Pretoria News/IOL reports, the specialist at Netcare Milpark Breast Care Centre of Excellence said alcohol could increase levels of estrogen and other hormones associated with hormone-receptor-positive breast cancer.
“Alcohol should also be considered as ’empty calories’, meaning it has a high-calorie content without contributing significant nutritional value.
“The weight gain that may result from alcohol consumption is most commonly abdominal obesity, which is linked to a higher risk of cancer.
“Abdominal fat can also be considered ‘carcinogenic’ in the sense that it stimulates the production of hormones associated with increased cancer risks.
“We are unfortunately seeing a notable increase in younger women developing breast cancer and it is important that awareness of the benefits of self-examination and screening from a young age is reinforced.

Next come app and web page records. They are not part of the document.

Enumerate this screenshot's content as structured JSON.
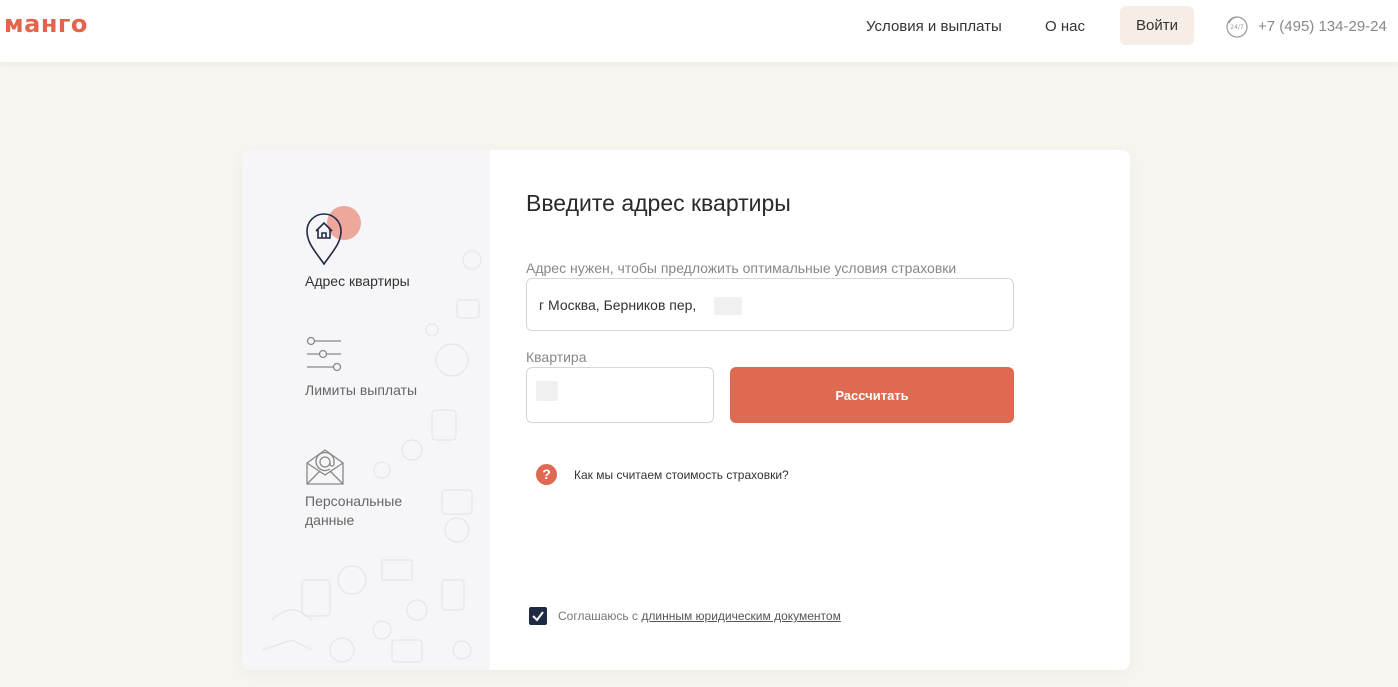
{
  "header": {
    "logo": "манго",
    "nav": {
      "terms": "Условия и выплаты",
      "about": "О нас"
    },
    "login_label": "Войти",
    "phone": "+7 (495) 134-29-24",
    "support_icon": "support-24-7-icon",
    "support_badge": "24/7"
  },
  "sidebar": {
    "steps": [
      {
        "label": "Адрес квартиры",
        "icon": "home-pin-icon",
        "active": true
      },
      {
        "label": "Лимиты выплаты",
        "icon": "sliders-icon",
        "active": false
      },
      {
        "label": "Персональные данные",
        "icon": "envelope-at-icon",
        "active": false
      }
    ]
  },
  "form": {
    "title": "Введите адрес квартиры",
    "address_hint": "Адрес нужен, чтобы предложить оптимальные условия страховки",
    "address_value": "г Москва, Берников пер,",
    "apartment_label": "Квартира",
    "apartment_value": "",
    "calculate_label": "Рассчитать",
    "help_text": "Как мы считаем стоимость страховки?",
    "agree_prefix": "Соглашаюсь с ",
    "agree_link": "длинным юридическим документом",
    "agree_checked": true
  },
  "colors": {
    "accent": "#de6a52",
    "logo": "#e1654c",
    "background": "#f8f4f0",
    "checkbox": "#1f2a44"
  }
}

She said there had been interesting studies which suggested women who drank alcohol may be able to counteract its damaging effects through doing “moderate to significant exercise”.
Benn said in South Africa, where healthcare resources were constrained, women – and men – should examine their breasts and know how to access healthcare facilities if they had any signs of cancer.
Ideally, screening should involve screening mammograms from the age of 40 onwards, she said.
She said almost two-thirds of women diagnosed with breast cancer had no significant risk factors, highlighting the importance of all women being vigilant, and taking care of their health.